BRIEF
Return every entry exactly as written.

RECORD SET

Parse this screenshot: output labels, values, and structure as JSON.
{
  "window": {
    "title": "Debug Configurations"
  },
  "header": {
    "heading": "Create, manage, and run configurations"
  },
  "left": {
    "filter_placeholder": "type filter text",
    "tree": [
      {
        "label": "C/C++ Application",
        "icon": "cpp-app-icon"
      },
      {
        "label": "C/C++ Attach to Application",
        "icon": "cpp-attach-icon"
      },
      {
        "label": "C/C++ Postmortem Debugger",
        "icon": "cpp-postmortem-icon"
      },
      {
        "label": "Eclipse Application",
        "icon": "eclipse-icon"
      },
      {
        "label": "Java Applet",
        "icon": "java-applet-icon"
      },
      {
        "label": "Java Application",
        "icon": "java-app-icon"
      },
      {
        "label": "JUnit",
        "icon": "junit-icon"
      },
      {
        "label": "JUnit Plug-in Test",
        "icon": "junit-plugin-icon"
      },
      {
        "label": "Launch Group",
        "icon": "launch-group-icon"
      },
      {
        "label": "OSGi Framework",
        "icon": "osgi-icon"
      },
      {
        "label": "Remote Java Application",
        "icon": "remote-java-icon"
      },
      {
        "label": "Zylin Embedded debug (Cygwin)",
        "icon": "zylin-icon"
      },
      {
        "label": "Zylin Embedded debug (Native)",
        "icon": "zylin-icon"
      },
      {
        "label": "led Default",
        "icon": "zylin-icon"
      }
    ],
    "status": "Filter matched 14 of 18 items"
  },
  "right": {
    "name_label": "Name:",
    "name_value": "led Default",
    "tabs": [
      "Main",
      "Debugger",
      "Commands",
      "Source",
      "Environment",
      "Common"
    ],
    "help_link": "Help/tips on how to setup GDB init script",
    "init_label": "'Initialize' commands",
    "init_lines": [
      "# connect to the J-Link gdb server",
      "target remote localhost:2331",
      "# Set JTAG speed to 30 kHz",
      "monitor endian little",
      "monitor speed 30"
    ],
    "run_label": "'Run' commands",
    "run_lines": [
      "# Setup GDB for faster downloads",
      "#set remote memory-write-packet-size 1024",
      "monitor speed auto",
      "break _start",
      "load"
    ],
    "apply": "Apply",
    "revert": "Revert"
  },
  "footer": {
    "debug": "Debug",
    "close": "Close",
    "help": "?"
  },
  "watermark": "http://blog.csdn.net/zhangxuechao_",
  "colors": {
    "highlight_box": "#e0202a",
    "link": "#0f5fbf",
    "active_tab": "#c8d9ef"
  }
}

EXERCISE RESPONSE
Parse this screenshot: output labels, values, and structure as JSON.
{
  "window": {
    "title": "Debug Configurations"
  },
  "header": {
    "heading": "Create, manage, and run configurations"
  },
  "left": {
    "filter_placeholder": "type filter text",
    "tree": [
      {
        "label": "C/C++ Application",
        "icon": "cpp-app-icon"
      },
      {
        "label": "C/C++ Attach to Application",
        "icon": "cpp-attach-icon"
      },
      {
        "label": "C/C++ Postmortem Debugger",
        "icon": "cpp-postmortem-icon"
      },
      {
        "label": "Eclipse Application",
        "icon": "eclipse-icon"
      },
      {
        "label": "Java Applet",
        "icon": "java-applet-icon"
      },
      {
        "label": "Java Application",
        "icon": "java-app-icon"
      },
      {
        "label": "JUnit",
        "icon": "junit-icon"
      },
      {
        "label": "JUnit Plug-in Test",
        "icon": "junit-plugin-icon"
      },
      {
        "label": "Launch Group",
        "icon": "launch-group-icon"
      },
      {
        "label": "OSGi Framework",
        "icon": "osgi-icon"
      },
      {
        "label": "Remote Java Application",
        "icon": "remote-java-icon"
      },
      {
        "label": "Zylin Embedded debug (Cygwin)",
        "icon": "zylin-icon"
      },
      {
        "label": "Zylin Embedded debug (Native)",
        "icon": "zylin-icon"
      },
      {
        "label": "led Default",
        "icon": "zylin-icon"
      }
    ],
    "status": "Filter matched 14 of 18 items"
  },
  "right": {
    "name_label": "Name:",
    "name_value": "led Default",
    "tabs": [
      "Main",
      "Debugger",
      "Commands",
      "Source",
      "Environment",
      "Common"
    ],
    "help_link": "Help/tips on how to setup GDB init script",
    "init_label": "'Initialize' commands",
    "init_lines": [
      "# connect to the J-Link gdb server",
      "target remote localhost:2331",
      "# Set JTAG speed to 30 kHz",
      "monitor endian little",
      "monitor speed 30"
    ],
    "run_label": "'Run' commands",
    "run_lines": [
      "# Setup GDB for faster downloads",
      "#set remote memory-write-packet-size 1024",
      "monitor speed auto",
      "break _start",
      "load"
    ],
    "apply": "Apply",
    "revert": "Revert"
  },
  "footer": {
    "debug": "Debug",
    "close": "Close",
    "help": "?"
  },
  "watermark": "http://blog.csdn.net/zhangxuechao_",
  "colors": {
    "highlight_box": "#e0202a",
    "link": "#0f5fbf",
    "active_tab": "#c8d9ef"
  }
}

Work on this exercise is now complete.